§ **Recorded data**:
▼

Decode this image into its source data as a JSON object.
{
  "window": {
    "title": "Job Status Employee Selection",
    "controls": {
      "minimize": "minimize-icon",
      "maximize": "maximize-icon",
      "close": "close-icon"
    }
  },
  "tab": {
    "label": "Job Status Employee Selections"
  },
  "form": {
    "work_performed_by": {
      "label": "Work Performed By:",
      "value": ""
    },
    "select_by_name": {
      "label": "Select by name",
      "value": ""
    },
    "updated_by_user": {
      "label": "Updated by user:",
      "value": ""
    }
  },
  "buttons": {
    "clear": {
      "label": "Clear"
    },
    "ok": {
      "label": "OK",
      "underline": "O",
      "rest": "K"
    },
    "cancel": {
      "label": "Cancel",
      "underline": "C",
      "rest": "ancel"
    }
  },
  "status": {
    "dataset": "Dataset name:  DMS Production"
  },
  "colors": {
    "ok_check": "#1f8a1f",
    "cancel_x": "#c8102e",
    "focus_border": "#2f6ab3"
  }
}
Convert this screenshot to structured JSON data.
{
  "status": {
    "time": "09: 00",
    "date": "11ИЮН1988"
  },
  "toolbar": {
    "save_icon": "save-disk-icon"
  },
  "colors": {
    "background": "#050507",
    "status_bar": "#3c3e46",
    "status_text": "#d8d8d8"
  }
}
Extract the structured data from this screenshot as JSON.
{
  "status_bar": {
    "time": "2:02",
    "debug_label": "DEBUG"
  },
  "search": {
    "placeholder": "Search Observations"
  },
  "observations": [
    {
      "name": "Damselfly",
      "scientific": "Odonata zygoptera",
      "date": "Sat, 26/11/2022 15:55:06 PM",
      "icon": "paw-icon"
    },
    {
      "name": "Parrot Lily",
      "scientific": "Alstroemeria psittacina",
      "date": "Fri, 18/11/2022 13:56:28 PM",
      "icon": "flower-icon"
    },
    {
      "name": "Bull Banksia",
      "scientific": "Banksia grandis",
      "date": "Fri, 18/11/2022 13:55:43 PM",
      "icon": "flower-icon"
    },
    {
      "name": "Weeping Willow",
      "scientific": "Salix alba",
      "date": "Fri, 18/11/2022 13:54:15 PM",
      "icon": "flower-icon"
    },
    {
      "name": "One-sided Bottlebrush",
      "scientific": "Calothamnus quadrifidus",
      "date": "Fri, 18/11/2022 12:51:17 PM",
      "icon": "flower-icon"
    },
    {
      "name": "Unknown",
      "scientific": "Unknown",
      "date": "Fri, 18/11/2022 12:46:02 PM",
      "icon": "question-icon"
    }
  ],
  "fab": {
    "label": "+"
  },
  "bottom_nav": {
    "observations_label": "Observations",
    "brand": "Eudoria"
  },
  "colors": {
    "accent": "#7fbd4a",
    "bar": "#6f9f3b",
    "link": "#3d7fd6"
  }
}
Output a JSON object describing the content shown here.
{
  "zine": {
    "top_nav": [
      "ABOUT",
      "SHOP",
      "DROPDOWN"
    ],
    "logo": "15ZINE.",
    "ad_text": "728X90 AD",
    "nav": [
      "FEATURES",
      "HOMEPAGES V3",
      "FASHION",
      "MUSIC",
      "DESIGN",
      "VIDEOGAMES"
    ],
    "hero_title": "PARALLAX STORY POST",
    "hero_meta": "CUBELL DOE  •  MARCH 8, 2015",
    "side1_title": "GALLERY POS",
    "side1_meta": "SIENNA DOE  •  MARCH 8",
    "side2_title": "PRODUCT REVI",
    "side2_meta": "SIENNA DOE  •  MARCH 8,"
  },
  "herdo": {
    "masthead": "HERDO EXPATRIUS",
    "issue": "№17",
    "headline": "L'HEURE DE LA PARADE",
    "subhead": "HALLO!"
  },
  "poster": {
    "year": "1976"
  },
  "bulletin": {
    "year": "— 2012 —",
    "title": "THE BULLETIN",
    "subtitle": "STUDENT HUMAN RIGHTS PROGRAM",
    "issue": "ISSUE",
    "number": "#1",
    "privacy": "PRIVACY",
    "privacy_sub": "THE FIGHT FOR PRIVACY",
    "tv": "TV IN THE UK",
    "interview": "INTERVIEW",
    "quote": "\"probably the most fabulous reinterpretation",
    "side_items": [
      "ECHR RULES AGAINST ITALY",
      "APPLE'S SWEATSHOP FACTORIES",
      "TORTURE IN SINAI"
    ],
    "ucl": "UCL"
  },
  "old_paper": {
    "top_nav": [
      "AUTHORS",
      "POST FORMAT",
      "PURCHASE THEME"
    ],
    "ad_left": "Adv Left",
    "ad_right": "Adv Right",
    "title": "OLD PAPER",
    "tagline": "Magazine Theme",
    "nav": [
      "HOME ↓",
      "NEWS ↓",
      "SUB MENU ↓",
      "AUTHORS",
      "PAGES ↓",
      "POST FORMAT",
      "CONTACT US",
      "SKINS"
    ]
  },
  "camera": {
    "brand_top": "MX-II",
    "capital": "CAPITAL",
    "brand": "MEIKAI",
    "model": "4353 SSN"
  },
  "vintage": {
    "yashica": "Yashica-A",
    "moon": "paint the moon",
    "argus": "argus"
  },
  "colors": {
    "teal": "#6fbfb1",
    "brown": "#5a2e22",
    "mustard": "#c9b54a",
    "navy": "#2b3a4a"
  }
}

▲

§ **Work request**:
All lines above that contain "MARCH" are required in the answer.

§ **The completed task**:
    "hero_meta": "CUBELL DOE  •  MARCH 8, 2015",
    "side1_meta": "SIENNA DOE  •  MARCH 8",
    "side2_meta": "SIENNA DOE  •  MARCH 8,"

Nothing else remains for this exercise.